## [What the task requires]
Please give back each entry below unaltered, leaving the pictures out.

## [Material for the task]

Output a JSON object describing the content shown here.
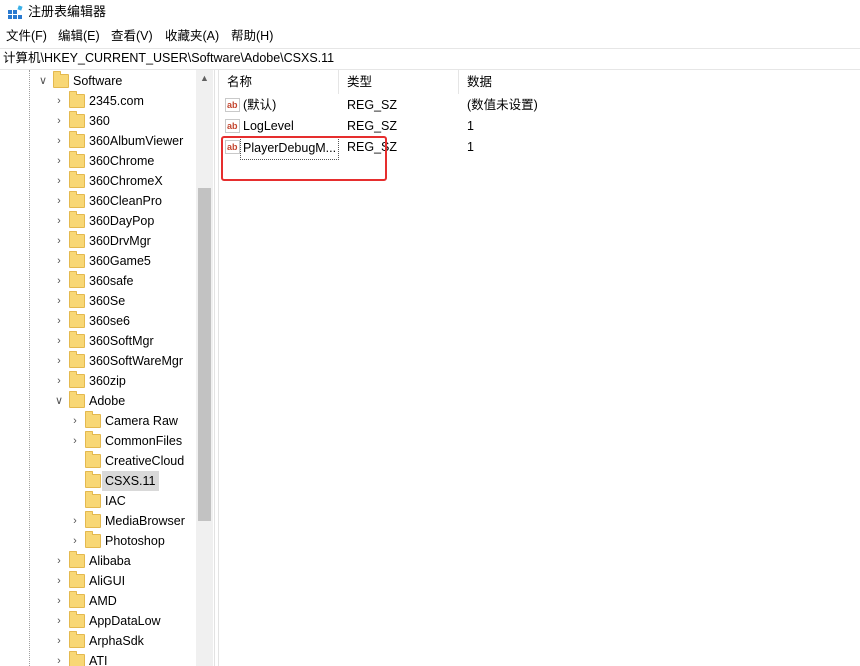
{
  "window": {
    "title": "注册表编辑器"
  },
  "menu": [
    "文件(F)",
    "编辑(E)",
    "查看(V)",
    "收藏夹(A)",
    "帮助(H)"
  ],
  "address": "计算机\\HKEY_CURRENT_USER\\Software\\Adobe\\CSXS.11",
  "tree": {
    "root": "Software",
    "items": [
      "2345.com",
      "360",
      "360AlbumViewer",
      "360Chrome",
      "360ChromeX",
      "360CleanPro",
      "360DayPop",
      "360DrvMgr",
      "360Game5",
      "360safe",
      "360Se",
      "360se6",
      "360SoftMgr",
      "360SoftWareMgr",
      "360zip",
      "Adobe"
    ],
    "adobe_children": [
      "Camera Raw",
      "CommonFiles",
      "CreativeCloud",
      "CSXS.11",
      "IAC",
      "MediaBrowser",
      "Photoshop"
    ],
    "after": [
      "Alibaba",
      "AliGUI",
      "AMD",
      "AppDataLow",
      "ArphaSdk",
      "ATI"
    ],
    "selected": "CSXS.11"
  },
  "list": {
    "headers": [
      "名称",
      "类型",
      "数据"
    ],
    "rows": [
      {
        "name": "(默认)",
        "type": "REG_SZ",
        "data": "(数值未设置)"
      },
      {
        "name": "LogLevel",
        "type": "REG_SZ",
        "data": "1"
      },
      {
        "name": "PlayerDebugM...",
        "type": "REG_SZ",
        "data": "1"
      }
    ]
  },
  "icons": {
    "app": "registry-icon",
    "value": "string-value-icon",
    "folder": "folder-icon"
  },
  "colors": {
    "highlight": "#e62e2e",
    "folder": "#f8d775",
    "selection": "#d9d9d9"
  }
}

## [Result of this exercise]
Output a JSON object describing the content shown here.
{
  "window": {
    "title": "注册表编辑器"
  },
  "menu": [
    "文件(F)",
    "编辑(E)",
    "查看(V)",
    "收藏夹(A)",
    "帮助(H)"
  ],
  "address": "计算机\\HKEY_CURRENT_USER\\Software\\Adobe\\CSXS.11",
  "tree": {
    "root": "Software",
    "items": [
      "2345.com",
      "360",
      "360AlbumViewer",
      "360Chrome",
      "360ChromeX",
      "360CleanPro",
      "360DayPop",
      "360DrvMgr",
      "360Game5",
      "360safe",
      "360Se",
      "360se6",
      "360SoftMgr",
      "360SoftWareMgr",
      "360zip",
      "Adobe"
    ],
    "adobe_children": [
      "Camera Raw",
      "CommonFiles",
      "CreativeCloud",
      "CSXS.11",
      "IAC",
      "MediaBrowser",
      "Photoshop"
    ],
    "after": [
      "Alibaba",
      "AliGUI",
      "AMD",
      "AppDataLow",
      "ArphaSdk",
      "ATI"
    ],
    "selected": "CSXS.11"
  },
  "list": {
    "headers": [
      "名称",
      "类型",
      "数据"
    ],
    "rows": [
      {
        "name": "(默认)",
        "type": "REG_SZ",
        "data": "(数值未设置)"
      },
      {
        "name": "LogLevel",
        "type": "REG_SZ",
        "data": "1"
      },
      {
        "name": "PlayerDebugM...",
        "type": "REG_SZ",
        "data": "1"
      }
    ]
  },
  "icons": {
    "app": "registry-icon",
    "value": "string-value-icon",
    "folder": "folder-icon"
  },
  "colors": {
    "highlight": "#e62e2e",
    "folder": "#f8d775",
    "selection": "#d9d9d9"
  }
}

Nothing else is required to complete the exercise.